Exercise prompt
Among the lines of this material, find those holding the word "JSON" and report how many there are, with nothing added.

====== Exercise data ======

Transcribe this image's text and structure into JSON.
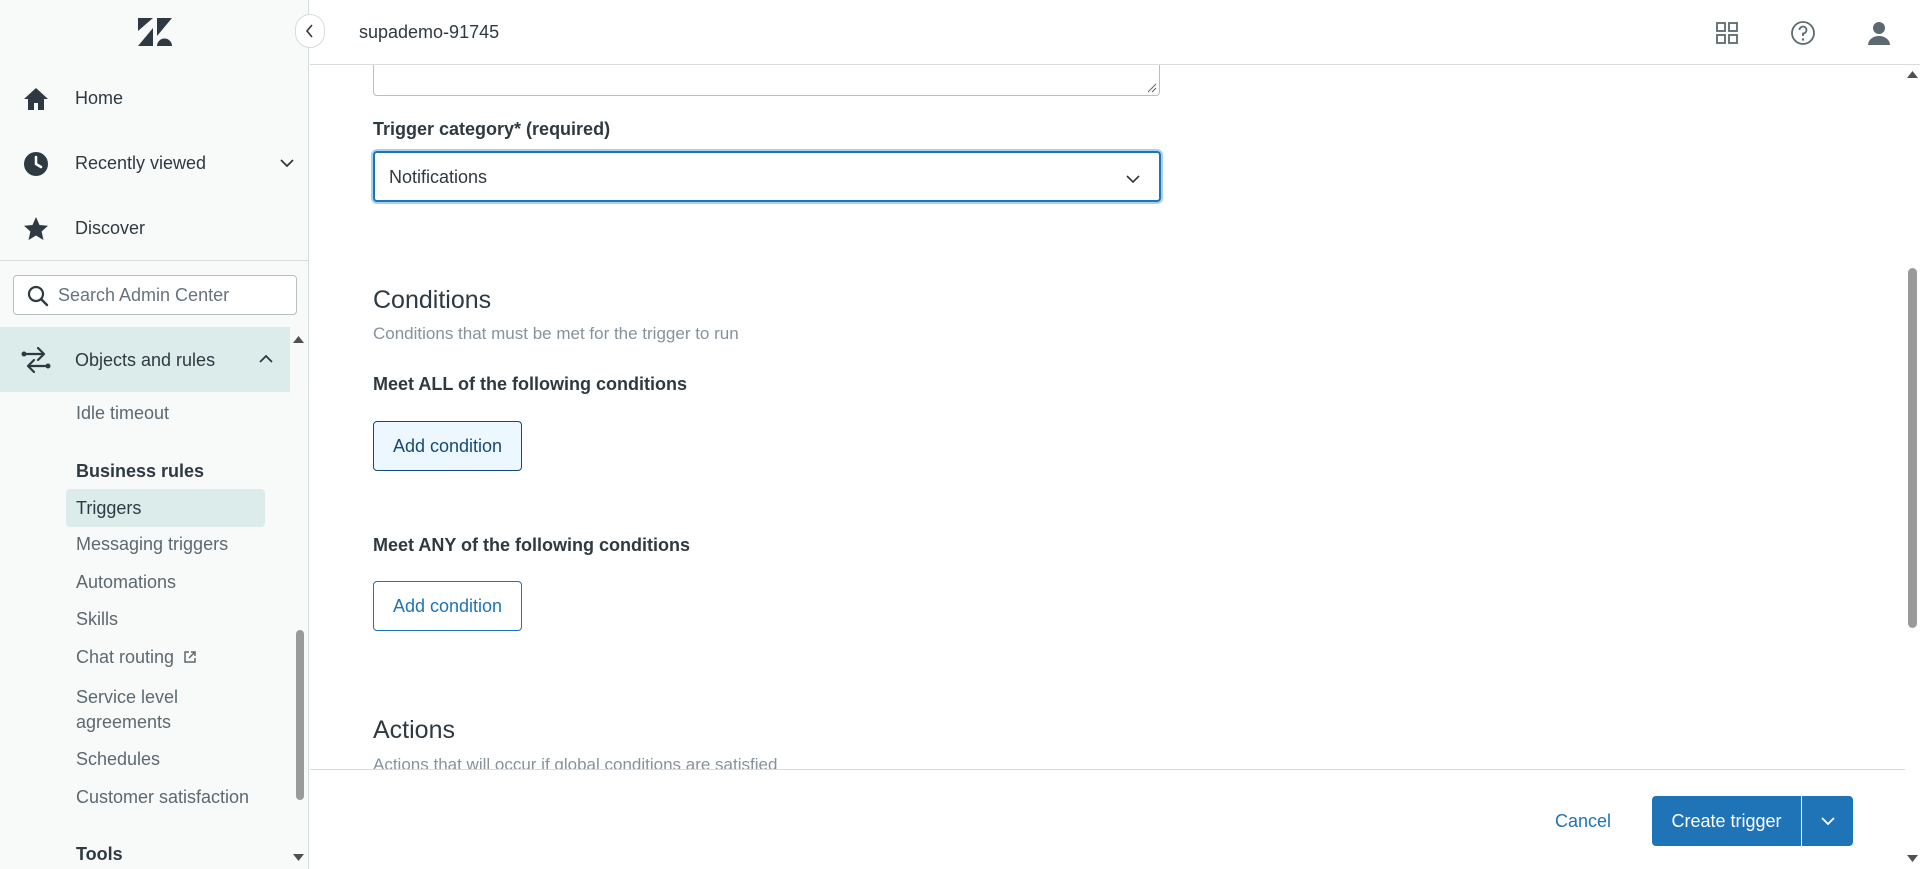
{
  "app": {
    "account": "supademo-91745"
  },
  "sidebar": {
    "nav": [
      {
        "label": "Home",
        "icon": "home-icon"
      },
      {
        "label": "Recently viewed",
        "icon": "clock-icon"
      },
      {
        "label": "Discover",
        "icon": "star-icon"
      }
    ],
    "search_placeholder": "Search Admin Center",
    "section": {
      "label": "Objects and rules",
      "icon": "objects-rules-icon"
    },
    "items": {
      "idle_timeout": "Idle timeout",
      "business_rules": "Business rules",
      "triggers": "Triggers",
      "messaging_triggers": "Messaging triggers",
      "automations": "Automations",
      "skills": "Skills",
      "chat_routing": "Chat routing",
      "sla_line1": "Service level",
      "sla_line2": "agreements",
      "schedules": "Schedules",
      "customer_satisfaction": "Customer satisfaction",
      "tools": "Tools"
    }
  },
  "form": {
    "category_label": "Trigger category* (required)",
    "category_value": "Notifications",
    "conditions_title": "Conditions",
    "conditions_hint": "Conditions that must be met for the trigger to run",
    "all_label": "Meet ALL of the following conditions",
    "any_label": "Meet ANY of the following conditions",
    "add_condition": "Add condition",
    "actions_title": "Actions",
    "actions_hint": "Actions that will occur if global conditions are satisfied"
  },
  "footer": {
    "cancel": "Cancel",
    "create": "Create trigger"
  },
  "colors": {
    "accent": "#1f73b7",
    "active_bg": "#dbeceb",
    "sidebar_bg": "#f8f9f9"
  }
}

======
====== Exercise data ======

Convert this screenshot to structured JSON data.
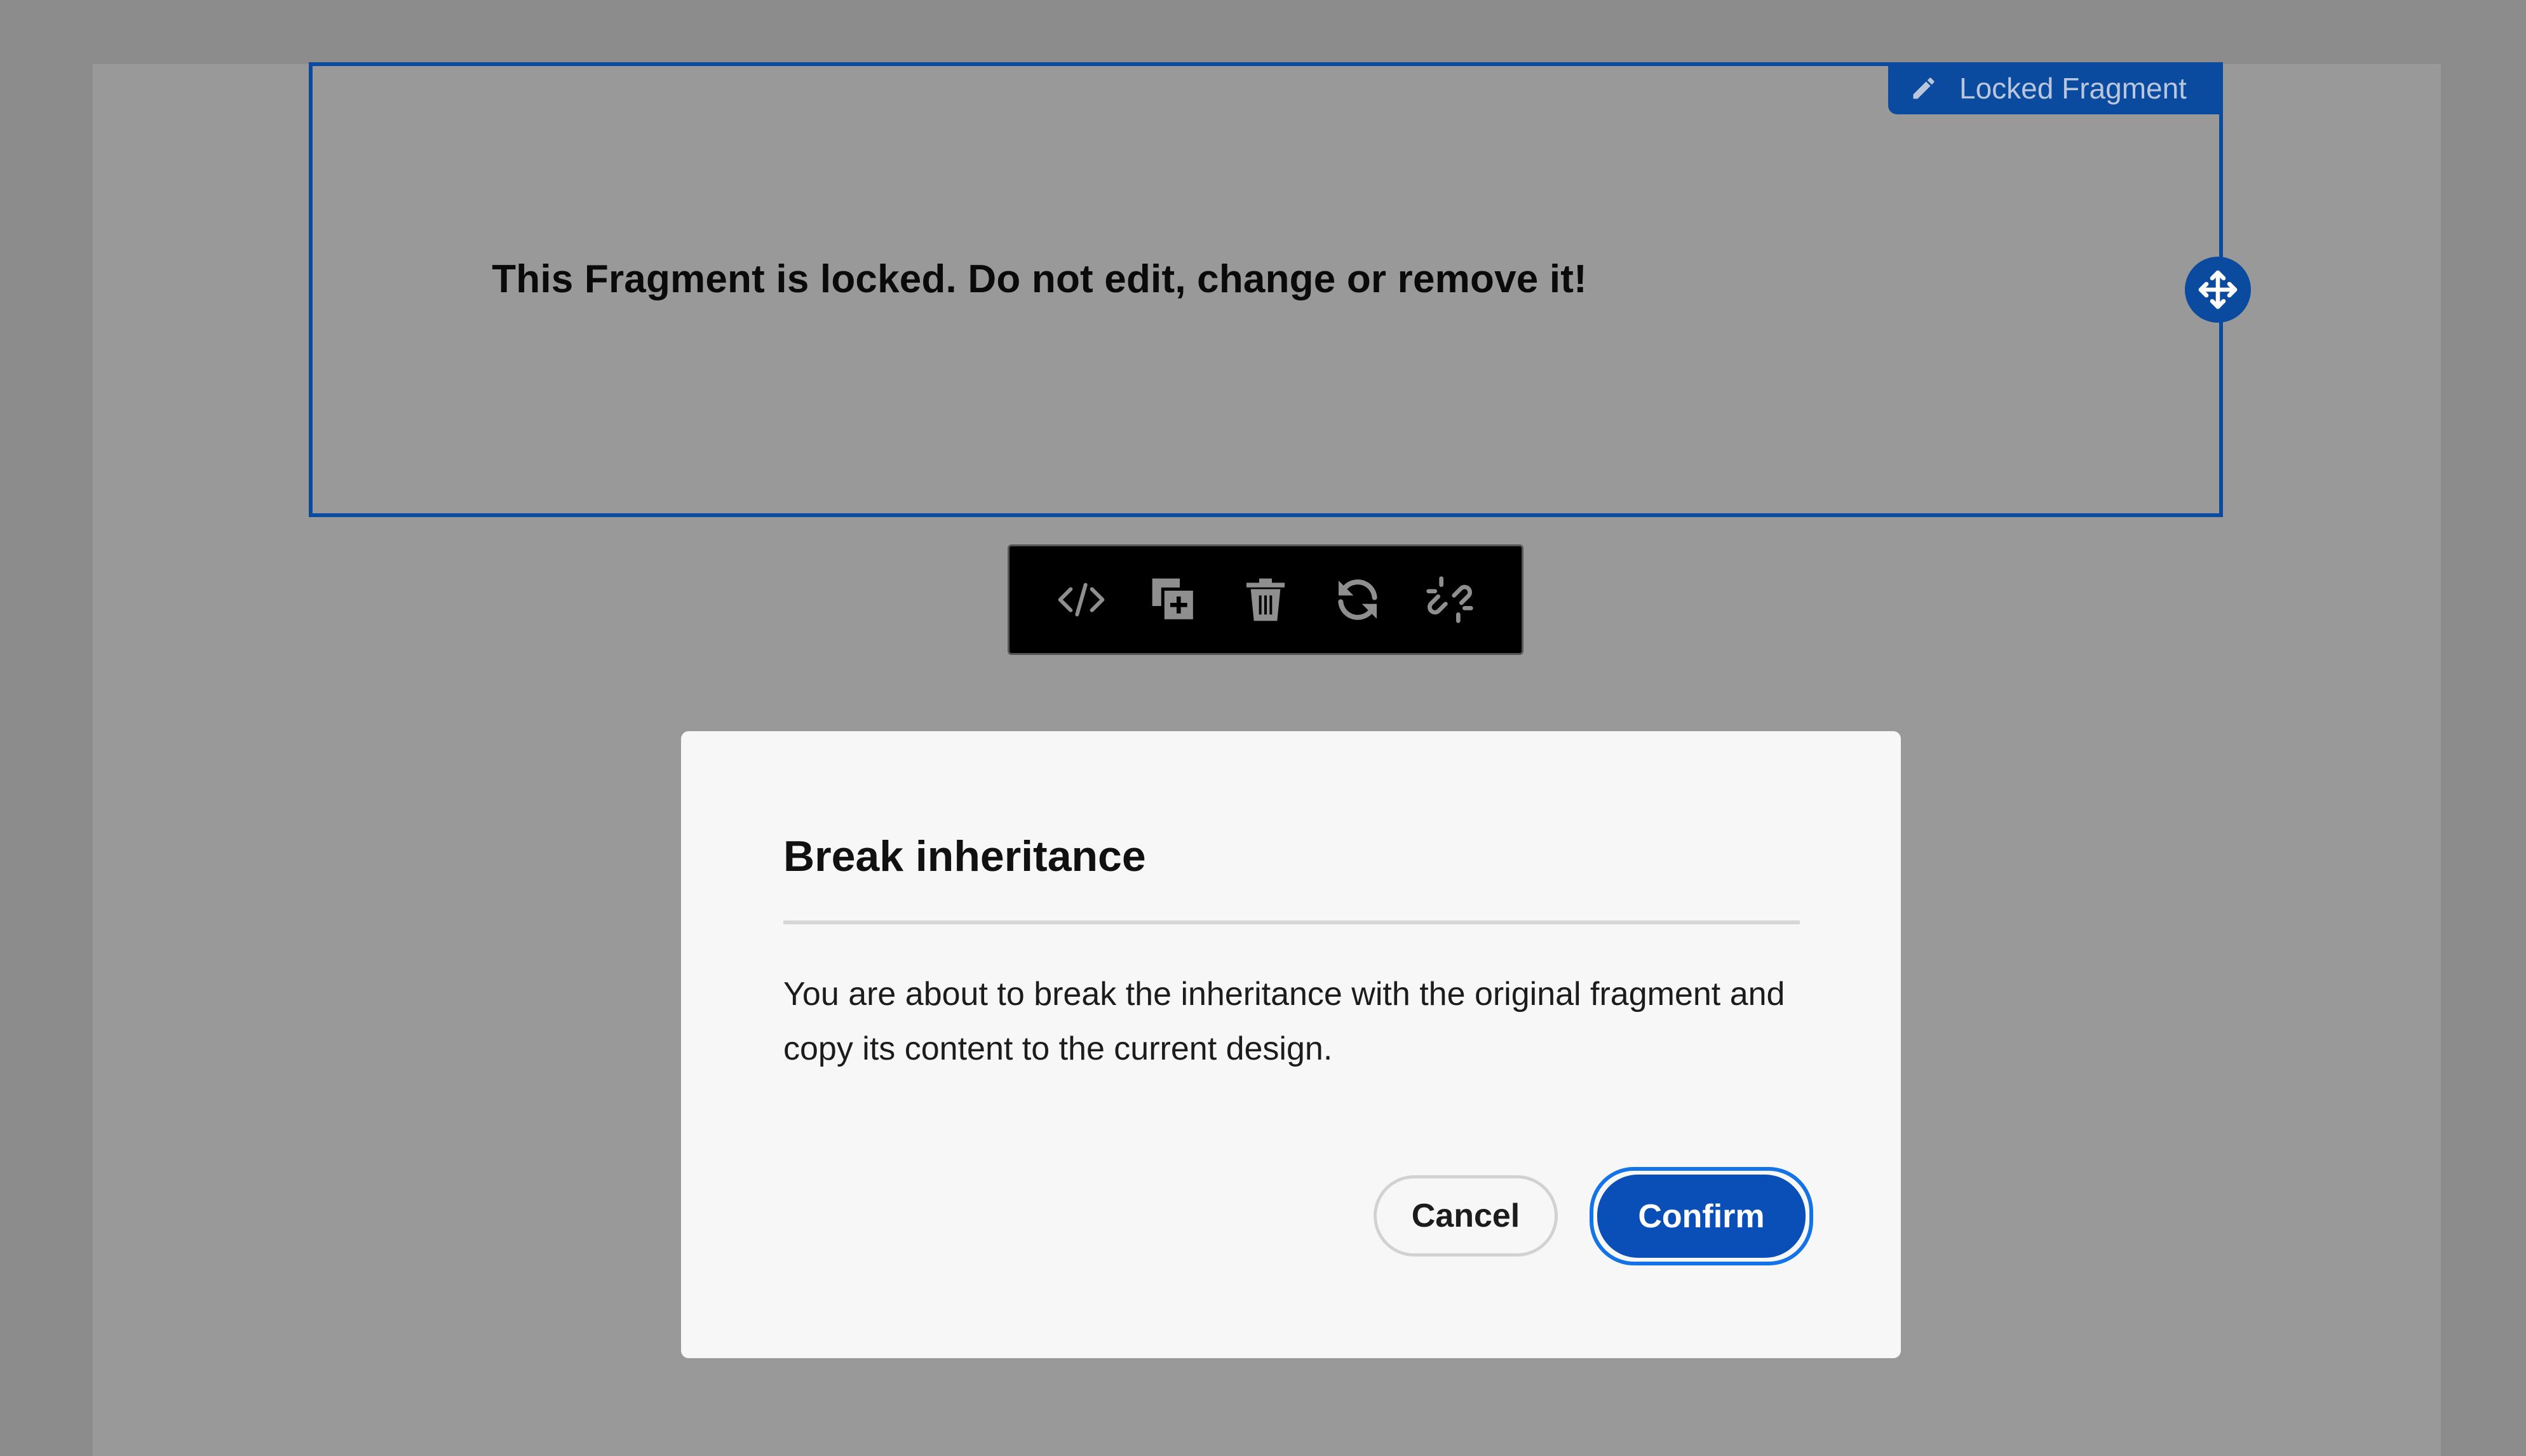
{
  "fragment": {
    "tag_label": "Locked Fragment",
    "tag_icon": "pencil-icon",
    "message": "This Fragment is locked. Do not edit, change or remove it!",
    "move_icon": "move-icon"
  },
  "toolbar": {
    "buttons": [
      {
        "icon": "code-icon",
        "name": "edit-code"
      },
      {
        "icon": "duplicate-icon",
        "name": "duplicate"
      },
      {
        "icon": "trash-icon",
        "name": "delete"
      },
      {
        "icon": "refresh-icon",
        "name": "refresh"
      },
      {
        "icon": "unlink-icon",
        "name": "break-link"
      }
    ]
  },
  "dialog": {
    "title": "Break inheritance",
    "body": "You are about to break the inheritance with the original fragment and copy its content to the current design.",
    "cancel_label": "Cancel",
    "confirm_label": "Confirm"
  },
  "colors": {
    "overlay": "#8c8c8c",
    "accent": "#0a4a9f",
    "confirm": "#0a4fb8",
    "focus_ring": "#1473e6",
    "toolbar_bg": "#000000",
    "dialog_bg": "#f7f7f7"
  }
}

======
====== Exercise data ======

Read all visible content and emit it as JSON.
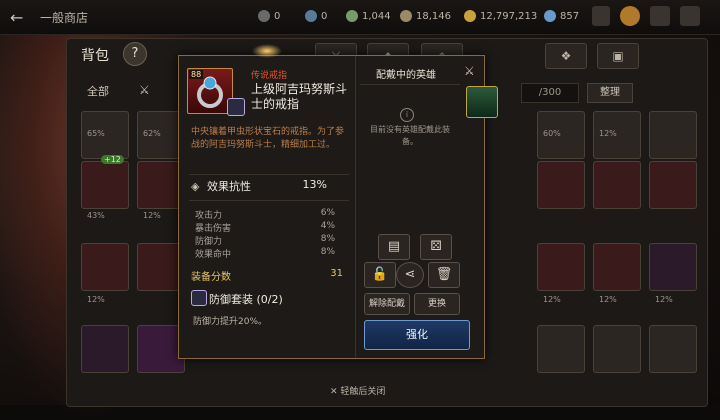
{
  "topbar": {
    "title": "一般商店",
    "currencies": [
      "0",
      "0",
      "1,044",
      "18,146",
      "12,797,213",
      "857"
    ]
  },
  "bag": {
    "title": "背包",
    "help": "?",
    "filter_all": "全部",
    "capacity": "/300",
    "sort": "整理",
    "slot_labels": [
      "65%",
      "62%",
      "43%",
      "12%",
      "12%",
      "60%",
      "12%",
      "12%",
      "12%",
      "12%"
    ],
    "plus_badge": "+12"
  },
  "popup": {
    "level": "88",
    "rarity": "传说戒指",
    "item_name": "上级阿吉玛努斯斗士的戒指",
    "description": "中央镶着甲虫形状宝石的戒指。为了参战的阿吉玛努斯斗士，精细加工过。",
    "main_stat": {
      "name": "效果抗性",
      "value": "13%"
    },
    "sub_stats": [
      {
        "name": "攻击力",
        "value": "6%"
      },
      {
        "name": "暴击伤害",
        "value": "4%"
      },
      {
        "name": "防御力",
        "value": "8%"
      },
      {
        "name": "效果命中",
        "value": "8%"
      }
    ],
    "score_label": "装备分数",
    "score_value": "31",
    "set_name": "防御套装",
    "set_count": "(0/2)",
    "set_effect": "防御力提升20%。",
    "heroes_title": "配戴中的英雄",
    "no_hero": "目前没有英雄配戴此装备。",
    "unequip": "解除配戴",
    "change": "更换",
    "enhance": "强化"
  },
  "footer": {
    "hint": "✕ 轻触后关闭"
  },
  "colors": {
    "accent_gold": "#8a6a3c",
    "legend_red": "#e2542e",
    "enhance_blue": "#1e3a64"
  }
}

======

Written solution
3